Here’s another reason to have privacy and confidentiality rules: Employees who violate those rules in order to gather evidence for a lawsuit they have filed can be disciplined.
Recent case: Chyrianne Jones, who is black, worked as a medical equipment salesperson. When she became embroiled in a dispute with her supervisor about whether her customers found her effective, she decided to record customer comments without telling anyone else. She hoped that the recordings would show that her supervisor was lying.
Instead, she was fired for breaking a company rule against recording conversations without permission.
When she sued for discrimination, the court upheld the company’s assertion that it had fired Jones for breaking the no-recording rule. It said employees can’t break rules to secure evidence for litigation. (Jones v. St. Jude Medical, No. 2:08-CV-1047, SD OH, 2011)
- How to Fire an Employee the Legal Way: 6 Termination Guidelines
- Snubs alone don't support discrimination lawsuits
- No Motive, No Intent—No Problem; It Can Still Be Job Bias
- Serial complainer requires patience, good records

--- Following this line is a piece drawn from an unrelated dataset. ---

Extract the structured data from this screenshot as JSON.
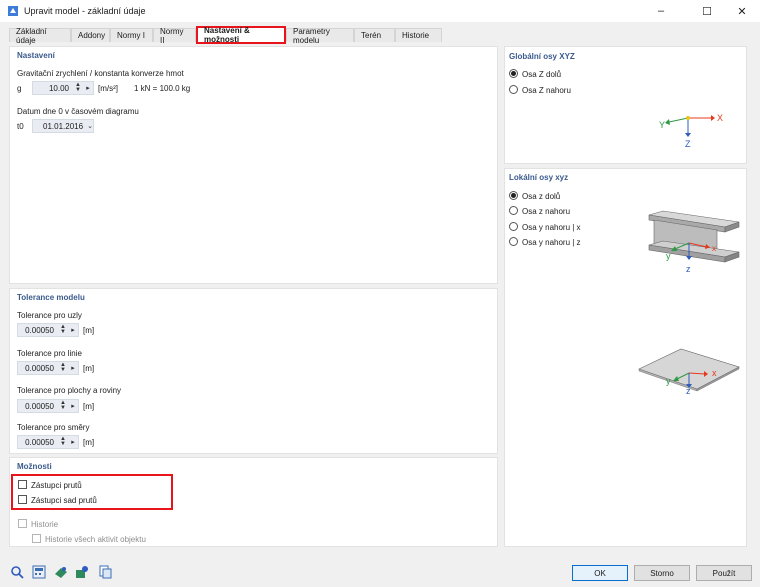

- Pennsylvania Human Relations Act doesn't protect nonemployees from sexual harassment